Cuban Ambassador Oscar Leon, speaking on Tuesday before the UNESCO Executive Board, stressed that the Caribbean island will not renounce the socialist project chosen sovereignly by its people, despite increasing hostility on the part of the United States.
'Nothing and no one will stop the Cuban people's will to build the socialist society that they have decided to construct exercising their self-determination,' the diplomat noted, speaking on the second and last day of the general debate of the 207th session of one of the constitutional bodies of the United Nations Educational, Scientific and Cultural Organization (UNESCO).
According to Leon, Cuba will remain on that path and continue to work with those who advocate relations between Havana and Washington based on respect, sovereign equality, collaboration and mutual benefit.
However, he noted that the bilateral situation is increasingly tense, due to the aggressiveness of the current US administration.
'Since we met in April, the US blockade against Cuba has been tightened,' Leon explained, who described US policy on Cuba as genocidal.
Leon warned that no sector of Cuban society escapes that hostility, including the fields of concern to UNESCO.
'Other peoples of the world are also affected due to its extraterritorial scope. The annual report from the United Nations Secretary-General on the blockade of Cuba contains vast information about the damages,' he noted.
In his speech, the Cuban ambassador recalled that the international community will shortly have the opportunity to once again demand an end to the economic, commercial and financial blockade imposed on Cuba for more than 60 years, at a new vote in the UN General Assembly.
Since 1992, the UN General Assembly, made up of 193 member States, has overwhelmingly supported a resolution submitted by Cuba on the need to lift the unilateral blockade.

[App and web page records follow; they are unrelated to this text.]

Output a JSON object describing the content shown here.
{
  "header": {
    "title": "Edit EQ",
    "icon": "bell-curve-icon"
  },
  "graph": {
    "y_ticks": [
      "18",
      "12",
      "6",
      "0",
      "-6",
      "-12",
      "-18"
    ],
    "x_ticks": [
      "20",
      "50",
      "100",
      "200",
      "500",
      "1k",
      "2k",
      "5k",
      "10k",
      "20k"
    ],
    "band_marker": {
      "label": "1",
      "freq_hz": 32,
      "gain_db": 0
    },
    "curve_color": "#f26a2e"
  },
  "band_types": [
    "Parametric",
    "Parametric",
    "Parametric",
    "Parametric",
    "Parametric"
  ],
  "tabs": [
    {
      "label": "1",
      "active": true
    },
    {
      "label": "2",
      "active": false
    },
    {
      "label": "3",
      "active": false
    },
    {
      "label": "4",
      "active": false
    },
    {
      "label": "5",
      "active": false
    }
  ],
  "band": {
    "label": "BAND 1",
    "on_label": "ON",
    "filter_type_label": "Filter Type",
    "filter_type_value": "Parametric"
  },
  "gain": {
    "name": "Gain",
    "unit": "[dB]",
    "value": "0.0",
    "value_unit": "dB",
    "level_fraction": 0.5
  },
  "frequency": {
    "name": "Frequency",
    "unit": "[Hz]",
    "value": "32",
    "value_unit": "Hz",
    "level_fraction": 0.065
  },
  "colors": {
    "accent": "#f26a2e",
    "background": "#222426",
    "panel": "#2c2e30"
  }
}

This year's vote will take place on November 7, a day after Cuba introduces the initiative at the General Assembly, to condemn a measure that has cost the Caribbean island 922.63 billion dollars in accumulated damages.


Prensa Latina